WORK TASK:
Every line of the material below is to be printed again exactly.

___ THE DATA

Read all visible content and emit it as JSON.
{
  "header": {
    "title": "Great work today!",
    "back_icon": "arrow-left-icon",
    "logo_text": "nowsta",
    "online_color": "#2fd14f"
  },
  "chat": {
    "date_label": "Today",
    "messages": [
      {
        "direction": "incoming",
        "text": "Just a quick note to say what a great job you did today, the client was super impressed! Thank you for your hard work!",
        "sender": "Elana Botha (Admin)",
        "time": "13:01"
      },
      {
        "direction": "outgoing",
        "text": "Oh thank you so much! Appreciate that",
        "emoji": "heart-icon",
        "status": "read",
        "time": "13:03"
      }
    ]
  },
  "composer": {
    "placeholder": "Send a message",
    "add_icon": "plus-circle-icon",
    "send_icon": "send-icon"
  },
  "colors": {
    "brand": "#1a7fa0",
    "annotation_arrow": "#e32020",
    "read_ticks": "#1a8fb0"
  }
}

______

REPLY TO THE TASK:
Read all visible content and emit it as JSON.
{
  "header": {
    "title": "Great work today!",
    "back_icon": "arrow-left-icon",
    "logo_text": "nowsta",
    "online_color": "#2fd14f"
  },
  "chat": {
    "date_label": "Today",
    "messages": [
      {
        "direction": "incoming",
        "text": "Just a quick note to say what a great job you did today, the client was super impressed! Thank you for your hard work!",
        "sender": "Elana Botha (Admin)",
        "time": "13:01"
      },
      {
        "direction": "outgoing",
        "text": "Oh thank you so much! Appreciate that",
        "emoji": "heart-icon",
        "status": "read",
        "time": "13:03"
      }
    ]
  },
  "composer": {
    "placeholder": "Send a message",
    "add_icon": "plus-circle-icon",
    "send_icon": "send-icon"
  },
  "colors": {
    "brand": "#1a7fa0",
    "annotation_arrow": "#e32020",
    "read_ticks": "#1a8fb0"
  }
}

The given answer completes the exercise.